**Work instruction**:
The whole of the data is to be reproduced exactly.

**Material for the task**:
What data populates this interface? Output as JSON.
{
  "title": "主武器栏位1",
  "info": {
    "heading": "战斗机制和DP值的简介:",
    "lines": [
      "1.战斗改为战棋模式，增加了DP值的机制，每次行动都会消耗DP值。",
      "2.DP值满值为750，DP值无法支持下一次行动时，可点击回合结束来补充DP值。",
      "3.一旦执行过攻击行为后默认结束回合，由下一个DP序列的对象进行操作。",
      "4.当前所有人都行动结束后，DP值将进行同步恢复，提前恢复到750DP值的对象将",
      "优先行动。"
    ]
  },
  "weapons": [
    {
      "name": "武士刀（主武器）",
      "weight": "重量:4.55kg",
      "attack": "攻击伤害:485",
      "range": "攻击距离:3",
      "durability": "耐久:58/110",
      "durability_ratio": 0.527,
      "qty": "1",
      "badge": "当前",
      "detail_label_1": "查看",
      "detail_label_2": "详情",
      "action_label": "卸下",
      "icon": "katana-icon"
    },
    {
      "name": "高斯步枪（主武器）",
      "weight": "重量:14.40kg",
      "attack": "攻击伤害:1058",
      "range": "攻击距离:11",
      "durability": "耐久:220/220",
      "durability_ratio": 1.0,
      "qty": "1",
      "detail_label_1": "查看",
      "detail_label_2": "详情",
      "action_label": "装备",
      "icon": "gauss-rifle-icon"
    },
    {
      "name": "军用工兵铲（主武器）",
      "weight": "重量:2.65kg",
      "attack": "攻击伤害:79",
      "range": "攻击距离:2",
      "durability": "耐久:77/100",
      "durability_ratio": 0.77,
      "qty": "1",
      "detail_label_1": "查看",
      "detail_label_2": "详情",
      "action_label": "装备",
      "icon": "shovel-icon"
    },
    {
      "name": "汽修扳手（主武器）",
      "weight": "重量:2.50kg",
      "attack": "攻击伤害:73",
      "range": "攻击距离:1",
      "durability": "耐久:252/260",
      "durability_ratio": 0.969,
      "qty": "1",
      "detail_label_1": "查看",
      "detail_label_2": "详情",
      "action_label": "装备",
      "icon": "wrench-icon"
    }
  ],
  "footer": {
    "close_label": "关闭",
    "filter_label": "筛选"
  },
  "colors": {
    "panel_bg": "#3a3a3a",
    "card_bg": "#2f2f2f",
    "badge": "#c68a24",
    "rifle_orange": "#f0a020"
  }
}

**Output for this exercise**:
What data populates this interface? Output as JSON.
{
  "title": "主武器栏位1",
  "info": {
    "heading": "战斗机制和DP值的简介:",
    "lines": [
      "1.战斗改为战棋模式，增加了DP值的机制，每次行动都会消耗DP值。",
      "2.DP值满值为750，DP值无法支持下一次行动时，可点击回合结束来补充DP值。",
      "3.一旦执行过攻击行为后默认结束回合，由下一个DP序列的对象进行操作。",
      "4.当前所有人都行动结束后，DP值将进行同步恢复，提前恢复到750DP值的对象将",
      "优先行动。"
    ]
  },
  "weapons": [
    {
      "name": "武士刀（主武器）",
      "weight": "重量:4.55kg",
      "attack": "攻击伤害:485",
      "range": "攻击距离:3",
      "durability": "耐久:58/110",
      "durability_ratio": 0.527,
      "qty": "1",
      "badge": "当前",
      "detail_label_1": "查看",
      "detail_label_2": "详情",
      "action_label": "卸下",
      "icon": "katana-icon"
    },
    {
      "name": "高斯步枪（主武器）",
      "weight": "重量:14.40kg",
      "attack": "攻击伤害:1058",
      "range": "攻击距离:11",
      "durability": "耐久:220/220",
      "durability_ratio": 1.0,
      "qty": "1",
      "detail_label_1": "查看",
      "detail_label_2": "详情",
      "action_label": "装备",
      "icon": "gauss-rifle-icon"
    },
    {
      "name": "军用工兵铲（主武器）",
      "weight": "重量:2.65kg",
      "attack": "攻击伤害:79",
      "range": "攻击距离:2",
      "durability": "耐久:77/100",
      "durability_ratio": 0.77,
      "qty": "1",
      "detail_label_1": "查看",
      "detail_label_2": "详情",
      "action_label": "装备",
      "icon": "shovel-icon"
    },
    {
      "name": "汽修扳手（主武器）",
      "weight": "重量:2.50kg",
      "attack": "攻击伤害:73",
      "range": "攻击距离:1",
      "durability": "耐久:252/260",
      "durability_ratio": 0.969,
      "qty": "1",
      "detail_label_1": "查看",
      "detail_label_2": "详情",
      "action_label": "装备",
      "icon": "wrench-icon"
    }
  ],
  "footer": {
    "close_label": "关闭",
    "filter_label": "筛选"
  },
  "colors": {
    "panel_bg": "#3a3a3a",
    "card_bg": "#2f2f2f",
    "badge": "#c68a24",
    "rifle_orange": "#f0a020"
  }
}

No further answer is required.